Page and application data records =
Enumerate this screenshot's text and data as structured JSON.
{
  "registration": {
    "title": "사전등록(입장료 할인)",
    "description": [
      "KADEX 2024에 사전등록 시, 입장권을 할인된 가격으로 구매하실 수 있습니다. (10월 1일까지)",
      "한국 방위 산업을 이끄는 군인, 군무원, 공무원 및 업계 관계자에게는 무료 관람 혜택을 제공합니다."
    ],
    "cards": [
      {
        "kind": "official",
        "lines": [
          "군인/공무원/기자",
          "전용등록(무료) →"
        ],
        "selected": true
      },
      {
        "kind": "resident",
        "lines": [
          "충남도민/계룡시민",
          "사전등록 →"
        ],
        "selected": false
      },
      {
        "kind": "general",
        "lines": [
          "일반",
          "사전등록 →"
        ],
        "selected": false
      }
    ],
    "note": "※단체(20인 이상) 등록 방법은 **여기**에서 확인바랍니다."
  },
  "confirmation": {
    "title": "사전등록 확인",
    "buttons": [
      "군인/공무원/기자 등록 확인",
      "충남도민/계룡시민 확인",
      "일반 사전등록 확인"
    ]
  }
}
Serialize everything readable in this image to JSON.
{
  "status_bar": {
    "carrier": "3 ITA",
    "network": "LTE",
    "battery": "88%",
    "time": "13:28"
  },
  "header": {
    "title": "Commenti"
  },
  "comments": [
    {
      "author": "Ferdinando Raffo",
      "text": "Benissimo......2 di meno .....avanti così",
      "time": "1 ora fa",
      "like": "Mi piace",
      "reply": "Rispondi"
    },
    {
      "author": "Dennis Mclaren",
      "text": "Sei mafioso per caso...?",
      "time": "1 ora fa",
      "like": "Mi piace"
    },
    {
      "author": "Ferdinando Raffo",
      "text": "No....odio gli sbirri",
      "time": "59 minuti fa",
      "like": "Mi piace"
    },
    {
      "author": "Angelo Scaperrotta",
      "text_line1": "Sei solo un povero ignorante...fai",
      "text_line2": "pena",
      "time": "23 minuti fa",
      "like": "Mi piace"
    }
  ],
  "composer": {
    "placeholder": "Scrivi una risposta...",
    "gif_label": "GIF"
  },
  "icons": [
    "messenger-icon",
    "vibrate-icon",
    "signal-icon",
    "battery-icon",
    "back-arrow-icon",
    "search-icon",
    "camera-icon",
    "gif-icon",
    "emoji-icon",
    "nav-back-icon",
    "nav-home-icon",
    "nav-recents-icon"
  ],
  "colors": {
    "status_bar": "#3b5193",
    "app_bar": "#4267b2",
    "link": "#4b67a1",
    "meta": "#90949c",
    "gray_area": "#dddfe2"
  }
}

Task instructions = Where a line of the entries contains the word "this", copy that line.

Answer section =
Enumerate this screenshot's text and data as structured JSON.
Serialize everything readable in this image to JSON.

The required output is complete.